Data listing Block Start
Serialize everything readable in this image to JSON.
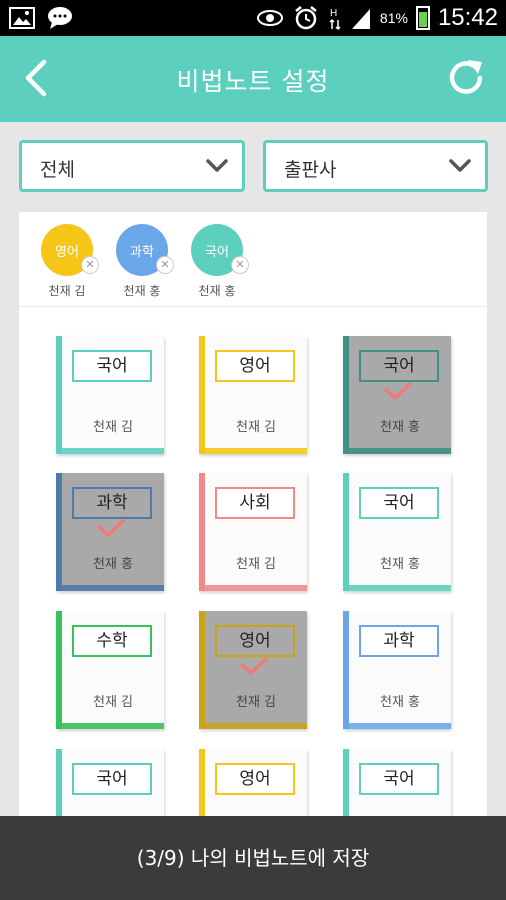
{
  "status_bar": {
    "icons": [
      "image-icon",
      "chat-icon",
      "eye-icon",
      "alarm-icon",
      "hspa-icon",
      "signal-icon"
    ],
    "battery": "81%",
    "time": "15:42",
    "battery_color": "#69d14b"
  },
  "app_bar": {
    "title": "비법노트 설정",
    "back_icon": "back-arrow-icon",
    "refresh_icon": "refresh-icon",
    "color": "#5ccfbe"
  },
  "filters": {
    "filter1": "전체",
    "filter2": "출판사"
  },
  "selected": [
    {
      "subject": "영어",
      "name": "천재 김",
      "color": "#f5c518"
    },
    {
      "subject": "과학",
      "name": "천재 홍",
      "color": "#6aa7e8"
    },
    {
      "subject": "국어",
      "name": "천재 홍",
      "color": "#5ccfbe"
    }
  ],
  "books": [
    {
      "subject": "국어",
      "name": "천재 김",
      "color": "#5ccfbe",
      "selected": false
    },
    {
      "subject": "영어",
      "name": "천재 김",
      "color": "#f5c518",
      "selected": false
    },
    {
      "subject": "국어",
      "name": "천재 홍",
      "color": "#3f8f84",
      "selected": true
    },
    {
      "subject": "과학",
      "name": "천재 홍",
      "color": "#4f79a8",
      "selected": true
    },
    {
      "subject": "사회",
      "name": "천재 김",
      "color": "#f08a8a",
      "selected": false
    },
    {
      "subject": "국어",
      "name": "천재 홍",
      "color": "#5ccfbe",
      "selected": false
    },
    {
      "subject": "수학",
      "name": "천재 김",
      "color": "#3bbf5a",
      "selected": false
    },
    {
      "subject": "영어",
      "name": "천재 김",
      "color": "#c9a417",
      "selected": true
    },
    {
      "subject": "과학",
      "name": "천재 홍",
      "color": "#6aa7e8",
      "selected": false
    },
    {
      "subject": "국어",
      "name": "",
      "color": "#5ccfbe",
      "selected": false
    },
    {
      "subject": "영어",
      "name": "",
      "color": "#f5c518",
      "selected": false
    },
    {
      "subject": "국어",
      "name": "",
      "color": "#5ccfbe",
      "selected": false
    }
  ],
  "toast": {
    "text": "(3/9) 나의 비법노트에 저장"
  },
  "check_color": "#f07a7a"
}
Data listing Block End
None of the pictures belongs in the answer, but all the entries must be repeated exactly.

Serialize everything readable in this image to JSON.
{
  "status_bar": {
    "icons": [
      "image-icon",
      "chat-icon",
      "eye-icon",
      "alarm-icon",
      "hspa-icon",
      "signal-icon"
    ],
    "battery": "81%",
    "time": "15:42",
    "battery_color": "#69d14b"
  },
  "app_bar": {
    "title": "비법노트 설정",
    "back_icon": "back-arrow-icon",
    "refresh_icon": "refresh-icon",
    "color": "#5ccfbe"
  },
  "filters": {
    "filter1": "전체",
    "filter2": "출판사"
  },
  "selected": [
    {
      "subject": "영어",
      "name": "천재 김",
      "color": "#f5c518"
    },
    {
      "subject": "과학",
      "name": "천재 홍",
      "color": "#6aa7e8"
    },
    {
      "subject": "국어",
      "name": "천재 홍",
      "color": "#5ccfbe"
    }
  ],
  "books": [
    {
      "subject": "국어",
      "name": "천재 김",
      "color": "#5ccfbe",
      "selected": false
    },
    {
      "subject": "영어",
      "name": "천재 김",
      "color": "#f5c518",
      "selected": false
    },
    {
      "subject": "국어",
      "name": "천재 홍",
      "color": "#3f8f84",
      "selected": true
    },
    {
      "subject": "과학",
      "name": "천재 홍",
      "color": "#4f79a8",
      "selected": true
    },
    {
      "subject": "사회",
      "name": "천재 김",
      "color": "#f08a8a",
      "selected": false
    },
    {
      "subject": "국어",
      "name": "천재 홍",
      "color": "#5ccfbe",
      "selected": false
    },
    {
      "subject": "수학",
      "name": "천재 김",
      "color": "#3bbf5a",
      "selected": false
    },
    {
      "subject": "영어",
      "name": "천재 김",
      "color": "#c9a417",
      "selected": true
    },
    {
      "subject": "과학",
      "name": "천재 홍",
      "color": "#6aa7e8",
      "selected": false
    },
    {
      "subject": "국어",
      "name": "",
      "color": "#5ccfbe",
      "selected": false
    },
    {
      "subject": "영어",
      "name": "",
      "color": "#f5c518",
      "selected": false
    },
    {
      "subject": "국어",
      "name": "",
      "color": "#5ccfbe",
      "selected": false
    }
  ],
  "toast": {
    "text": "(3/9) 나의 비법노트에 저장"
  },
  "check_color": "#f07a7a"
}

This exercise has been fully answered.